(Items from an interface collection)
=== Section Start ===

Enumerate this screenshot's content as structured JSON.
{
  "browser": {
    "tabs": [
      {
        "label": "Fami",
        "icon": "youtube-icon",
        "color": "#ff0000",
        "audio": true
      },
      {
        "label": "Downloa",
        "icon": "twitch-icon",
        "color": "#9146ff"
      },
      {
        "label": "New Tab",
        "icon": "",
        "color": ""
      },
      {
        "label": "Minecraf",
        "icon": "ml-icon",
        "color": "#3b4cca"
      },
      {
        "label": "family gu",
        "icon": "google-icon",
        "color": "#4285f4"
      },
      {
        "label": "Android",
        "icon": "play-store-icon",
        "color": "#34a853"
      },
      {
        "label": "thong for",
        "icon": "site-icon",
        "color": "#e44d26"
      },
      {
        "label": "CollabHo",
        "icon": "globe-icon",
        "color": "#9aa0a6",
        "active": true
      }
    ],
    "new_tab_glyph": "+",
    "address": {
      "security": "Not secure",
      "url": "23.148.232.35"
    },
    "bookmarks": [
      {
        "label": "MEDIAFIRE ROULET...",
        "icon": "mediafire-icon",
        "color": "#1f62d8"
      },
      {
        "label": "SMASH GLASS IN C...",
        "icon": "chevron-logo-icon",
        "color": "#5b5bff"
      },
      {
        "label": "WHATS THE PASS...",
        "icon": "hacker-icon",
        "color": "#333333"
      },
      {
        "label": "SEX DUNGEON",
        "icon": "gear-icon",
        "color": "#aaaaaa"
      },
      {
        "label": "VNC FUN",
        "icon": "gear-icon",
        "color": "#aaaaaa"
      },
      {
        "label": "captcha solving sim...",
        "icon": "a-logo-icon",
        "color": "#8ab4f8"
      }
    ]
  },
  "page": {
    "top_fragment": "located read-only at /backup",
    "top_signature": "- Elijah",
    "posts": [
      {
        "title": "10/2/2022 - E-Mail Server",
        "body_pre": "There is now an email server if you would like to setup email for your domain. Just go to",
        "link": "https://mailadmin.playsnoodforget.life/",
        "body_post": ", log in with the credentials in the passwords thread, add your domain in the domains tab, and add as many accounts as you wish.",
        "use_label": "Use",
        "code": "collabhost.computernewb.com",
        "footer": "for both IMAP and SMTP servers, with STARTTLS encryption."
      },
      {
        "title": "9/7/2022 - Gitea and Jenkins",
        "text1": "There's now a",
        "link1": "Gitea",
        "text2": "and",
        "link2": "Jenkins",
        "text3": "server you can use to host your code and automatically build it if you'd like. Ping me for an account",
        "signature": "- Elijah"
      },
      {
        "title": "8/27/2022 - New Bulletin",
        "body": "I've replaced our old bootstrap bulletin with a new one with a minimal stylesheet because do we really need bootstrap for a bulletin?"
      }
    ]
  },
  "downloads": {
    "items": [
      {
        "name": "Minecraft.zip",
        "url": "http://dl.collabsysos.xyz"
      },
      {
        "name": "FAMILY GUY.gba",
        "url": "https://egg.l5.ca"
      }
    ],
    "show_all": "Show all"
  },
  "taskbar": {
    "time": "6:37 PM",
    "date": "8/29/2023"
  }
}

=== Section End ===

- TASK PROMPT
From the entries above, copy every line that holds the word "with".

- RESULT FOR THIS TASK
        "body_post": ", log in with the credentials in the passwords thread, add your domain in the domains tab, and add as many accounts as you wish.",
        "footer": "for both IMAP and SMTP servers, with STARTTLS encryption."
        "body": "I've replaced our old bootstrap bulletin with a new one with a minimal stylesheet because do we really need bootstrap for a bulletin?"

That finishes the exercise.